(Recorded data)
= = = = = = =
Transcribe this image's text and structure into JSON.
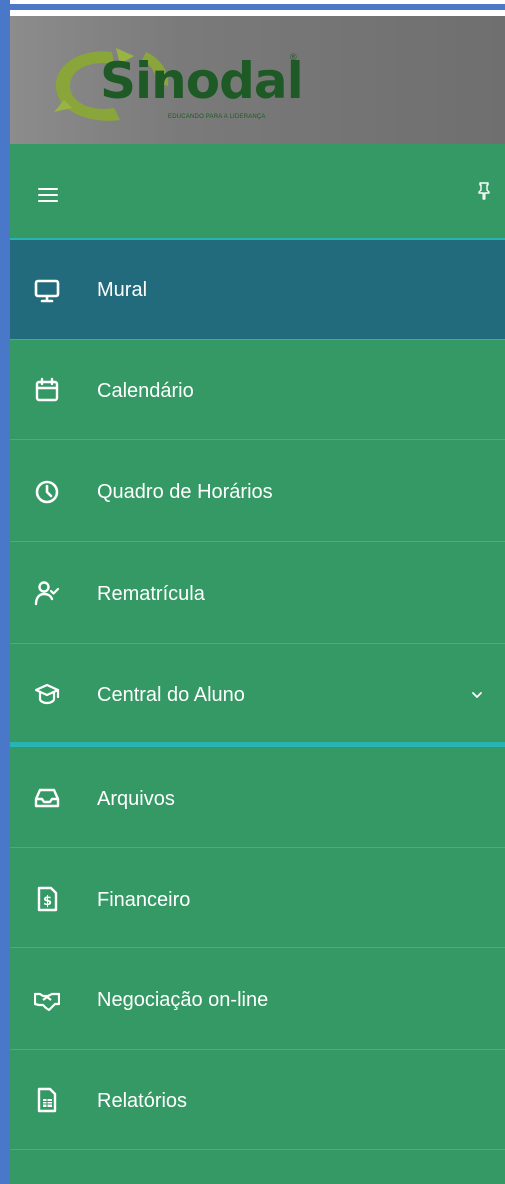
{
  "brand": {
    "name": "Sinodal",
    "registered": "®",
    "tagline": "EDUCANDO PARA A LIDERANÇA"
  },
  "colors": {
    "menu_bg": "#359965",
    "active_bg": "#226b7c",
    "divider": "#2ab3b3",
    "text": "#ffffff",
    "frame": "#4a78c8"
  },
  "header": {
    "menu_icon": "hamburger-icon",
    "pin_icon": "pin-icon"
  },
  "menu": {
    "items": [
      {
        "label": "Mural",
        "icon": "monitor-icon",
        "active": true
      },
      {
        "label": "Calendário",
        "icon": "calendar-icon",
        "active": false
      },
      {
        "label": "Quadro de Horários",
        "icon": "clock-icon",
        "active": false
      },
      {
        "label": "Rematrícula",
        "icon": "user-check-icon",
        "active": false
      },
      {
        "label": "Central do Aluno",
        "icon": "graduation-cap-icon",
        "active": false,
        "expandable": true
      },
      {
        "label": "Arquivos",
        "icon": "inbox-icon",
        "active": false
      },
      {
        "label": "Financeiro",
        "icon": "dollar-document-icon",
        "active": false
      },
      {
        "label": "Negociação on-line",
        "icon": "handshake-icon",
        "active": false
      },
      {
        "label": "Relatórios",
        "icon": "report-icon",
        "active": false
      }
    ]
  }
}
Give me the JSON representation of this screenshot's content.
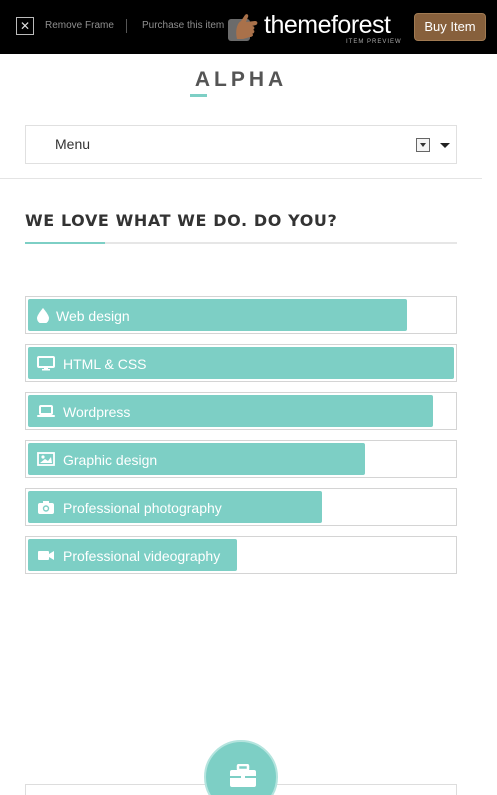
{
  "frame_bar": {
    "remove_frame": "Remove Frame",
    "purchase": "Purchase this item",
    "brand": "themeforest",
    "brand_sub": "ITEM PREVIEW",
    "buy": "Buy Item"
  },
  "site": {
    "logo": "ALPHA"
  },
  "nav": {
    "menu_label": "Menu"
  },
  "section": {
    "title": "WE LOVE WHAT WE DO. DO YOU?"
  },
  "skills": [
    {
      "label": "Web design",
      "icon": "droplet-icon",
      "level": 0.89
    },
    {
      "label": "HTML & CSS",
      "icon": "desktop-icon",
      "level": 1.0
    },
    {
      "label": "Wordpress",
      "icon": "laptop-icon",
      "level": 0.95
    },
    {
      "label": "Graphic design",
      "icon": "image-icon",
      "level": 0.79
    },
    {
      "label": "Professional photography",
      "icon": "camera-icon",
      "level": 0.69
    },
    {
      "label": "Professional videography",
      "icon": "video-camera-icon",
      "level": 0.49
    }
  ],
  "colors": {
    "accent": "#7dcfc5",
    "buy_button": "#87603c"
  },
  "next_section_icon": "briefcase-icon"
}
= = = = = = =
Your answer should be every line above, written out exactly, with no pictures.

__Response below__:
Transcribe this image's text and structure into JSON.
{
  "brand": {
    "name": "Sinodal",
    "registered": "®",
    "tagline": "EDUCANDO PARA A LIDERANÇA"
  },
  "colors": {
    "menu_bg": "#359965",
    "active_bg": "#226b7c",
    "divider": "#2ab3b3",
    "text": "#ffffff",
    "frame": "#4a78c8"
  },
  "header": {
    "menu_icon": "hamburger-icon",
    "pin_icon": "pin-icon"
  },
  "menu": {
    "items": [
      {
        "label": "Mural",
        "icon": "monitor-icon",
        "active": true
      },
      {
        "label": "Calendário",
        "icon": "calendar-icon",
        "active": false
      },
      {
        "label": "Quadro de Horários",
        "icon": "clock-icon",
        "active": false
      },
      {
        "label": "Rematrícula",
        "icon": "user-check-icon",
        "active": false
      },
      {
        "label": "Central do Aluno",
        "icon": "graduation-cap-icon",
        "active": false,
        "expandable": true
      },
      {
        "label": "Arquivos",
        "icon": "inbox-icon",
        "active": false
      },
      {
        "label": "Financeiro",
        "icon": "dollar-document-icon",
        "active": false
      },
      {
        "label": "Negociação on-line",
        "icon": "handshake-icon",
        "active": false
      },
      {
        "label": "Relatórios",
        "icon": "report-icon",
        "active": false
      }
    ]
  }
}
Give me the JSON representation of this screenshot's content.
{
  "frame_bar": {
    "remove_frame": "Remove Frame",
    "purchase": "Purchase this item",
    "brand": "themeforest",
    "brand_sub": "ITEM PREVIEW",
    "buy": "Buy Item"
  },
  "site": {
    "logo": "ALPHA"
  },
  "nav": {
    "menu_label": "Menu"
  },
  "section": {
    "title": "WE LOVE WHAT WE DO. DO YOU?"
  },
  "skills": [
    {
      "label": "Web design",
      "icon": "droplet-icon",
      "level": 0.89
    },
    {
      "label": "HTML & CSS",
      "icon": "desktop-icon",
      "level": 1.0
    },
    {
      "label": "Wordpress",
      "icon": "laptop-icon",
      "level": 0.95
    },
    {
      "label": "Graphic design",
      "icon": "image-icon",
      "level": 0.79
    },
    {
      "label": "Professional photography",
      "icon": "camera-icon",
      "level": 0.69
    },
    {
      "label": "Professional videography",
      "icon": "video-camera-icon",
      "level": 0.49
    }
  ],
  "colors": {
    "accent": "#7dcfc5",
    "buy_button": "#87603c"
  },
  "next_section_icon": "briefcase-icon"
}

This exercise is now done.